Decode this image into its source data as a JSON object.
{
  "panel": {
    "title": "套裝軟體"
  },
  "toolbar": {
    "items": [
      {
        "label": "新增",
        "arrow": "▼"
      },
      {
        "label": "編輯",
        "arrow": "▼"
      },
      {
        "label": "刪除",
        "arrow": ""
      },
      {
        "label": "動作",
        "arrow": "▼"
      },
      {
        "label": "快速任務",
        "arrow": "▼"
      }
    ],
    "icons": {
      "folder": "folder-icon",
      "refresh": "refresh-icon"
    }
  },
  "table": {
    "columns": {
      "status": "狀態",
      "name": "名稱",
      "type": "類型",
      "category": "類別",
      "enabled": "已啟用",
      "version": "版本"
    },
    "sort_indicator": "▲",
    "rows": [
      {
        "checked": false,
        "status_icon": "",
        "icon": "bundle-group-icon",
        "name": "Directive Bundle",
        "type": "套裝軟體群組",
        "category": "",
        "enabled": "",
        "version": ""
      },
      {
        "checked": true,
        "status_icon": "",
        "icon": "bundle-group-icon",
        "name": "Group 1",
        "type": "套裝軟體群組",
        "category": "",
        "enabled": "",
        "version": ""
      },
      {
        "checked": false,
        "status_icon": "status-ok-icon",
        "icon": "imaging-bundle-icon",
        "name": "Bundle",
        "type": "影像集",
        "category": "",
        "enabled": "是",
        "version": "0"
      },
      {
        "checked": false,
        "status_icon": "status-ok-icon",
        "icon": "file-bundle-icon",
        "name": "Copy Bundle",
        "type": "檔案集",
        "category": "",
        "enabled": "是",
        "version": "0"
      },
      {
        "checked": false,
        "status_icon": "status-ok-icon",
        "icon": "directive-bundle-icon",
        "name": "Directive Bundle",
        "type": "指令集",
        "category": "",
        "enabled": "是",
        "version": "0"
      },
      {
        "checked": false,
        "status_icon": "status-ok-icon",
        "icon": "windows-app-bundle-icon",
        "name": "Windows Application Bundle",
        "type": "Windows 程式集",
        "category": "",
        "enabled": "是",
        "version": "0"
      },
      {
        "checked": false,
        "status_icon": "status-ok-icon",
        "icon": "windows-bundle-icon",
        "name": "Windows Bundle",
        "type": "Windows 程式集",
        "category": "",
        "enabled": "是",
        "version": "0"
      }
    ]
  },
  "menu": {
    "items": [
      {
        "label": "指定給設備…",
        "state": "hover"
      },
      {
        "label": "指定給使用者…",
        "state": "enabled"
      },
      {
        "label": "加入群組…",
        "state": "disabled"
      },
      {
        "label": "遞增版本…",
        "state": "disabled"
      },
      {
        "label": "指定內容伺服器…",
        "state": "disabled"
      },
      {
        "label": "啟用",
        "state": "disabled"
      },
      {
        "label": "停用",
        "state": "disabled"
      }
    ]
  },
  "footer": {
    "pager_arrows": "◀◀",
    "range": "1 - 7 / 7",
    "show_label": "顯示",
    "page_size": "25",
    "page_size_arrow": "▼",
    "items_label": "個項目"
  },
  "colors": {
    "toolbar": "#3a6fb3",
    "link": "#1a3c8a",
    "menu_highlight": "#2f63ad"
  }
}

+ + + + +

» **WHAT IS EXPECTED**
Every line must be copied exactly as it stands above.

» **COMPLETED TASK**
Decode this image into its source data as a JSON object.
{
  "panel": {
    "title": "套裝軟體"
  },
  "toolbar": {
    "items": [
      {
        "label": "新增",
        "arrow": "▼"
      },
      {
        "label": "編輯",
        "arrow": "▼"
      },
      {
        "label": "刪除",
        "arrow": ""
      },
      {
        "label": "動作",
        "arrow": "▼"
      },
      {
        "label": "快速任務",
        "arrow": "▼"
      }
    ],
    "icons": {
      "folder": "folder-icon",
      "refresh": "refresh-icon"
    }
  },
  "table": {
    "columns": {
      "status": "狀態",
      "name": "名稱",
      "type": "類型",
      "category": "類別",
      "enabled": "已啟用",
      "version": "版本"
    },
    "sort_indicator": "▲",
    "rows": [
      {
        "checked": false,
        "status_icon": "",
        "icon": "bundle-group-icon",
        "name": "Directive Bundle",
        "type": "套裝軟體群組",
        "category": "",
        "enabled": "",
        "version": ""
      },
      {
        "checked": true,
        "status_icon": "",
        "icon": "bundle-group-icon",
        "name": "Group 1",
        "type": "套裝軟體群組",
        "category": "",
        "enabled": "",
        "version": ""
      },
      {
        "checked": false,
        "status_icon": "status-ok-icon",
        "icon": "imaging-bundle-icon",
        "name": "Bundle",
        "type": "影像集",
        "category": "",
        "enabled": "是",
        "version": "0"
      },
      {
        "checked": false,
        "status_icon": "status-ok-icon",
        "icon": "file-bundle-icon",
        "name": "Copy Bundle",
        "type": "檔案集",
        "category": "",
        "enabled": "是",
        "version": "0"
      },
      {
        "checked": false,
        "status_icon": "status-ok-icon",
        "icon": "directive-bundle-icon",
        "name": "Directive Bundle",
        "type": "指令集",
        "category": "",
        "enabled": "是",
        "version": "0"
      },
      {
        "checked": false,
        "status_icon": "status-ok-icon",
        "icon": "windows-app-bundle-icon",
        "name": "Windows Application Bundle",
        "type": "Windows 程式集",
        "category": "",
        "enabled": "是",
        "version": "0"
      },
      {
        "checked": false,
        "status_icon": "status-ok-icon",
        "icon": "windows-bundle-icon",
        "name": "Windows Bundle",
        "type": "Windows 程式集",
        "category": "",
        "enabled": "是",
        "version": "0"
      }
    ]
  },
  "menu": {
    "items": [
      {
        "label": "指定給設備…",
        "state": "hover"
      },
      {
        "label": "指定給使用者…",
        "state": "enabled"
      },
      {
        "label": "加入群組…",
        "state": "disabled"
      },
      {
        "label": "遞增版本…",
        "state": "disabled"
      },
      {
        "label": "指定內容伺服器…",
        "state": "disabled"
      },
      {
        "label": "啟用",
        "state": "disabled"
      },
      {
        "label": "停用",
        "state": "disabled"
      }
    ]
  },
  "footer": {
    "pager_arrows": "◀◀",
    "range": "1 - 7 / 7",
    "show_label": "顯示",
    "page_size": "25",
    "page_size_arrow": "▼",
    "items_label": "個項目"
  },
  "colors": {
    "toolbar": "#3a6fb3",
    "link": "#1a3c8a",
    "menu_highlight": "#2f63ad"
  }
}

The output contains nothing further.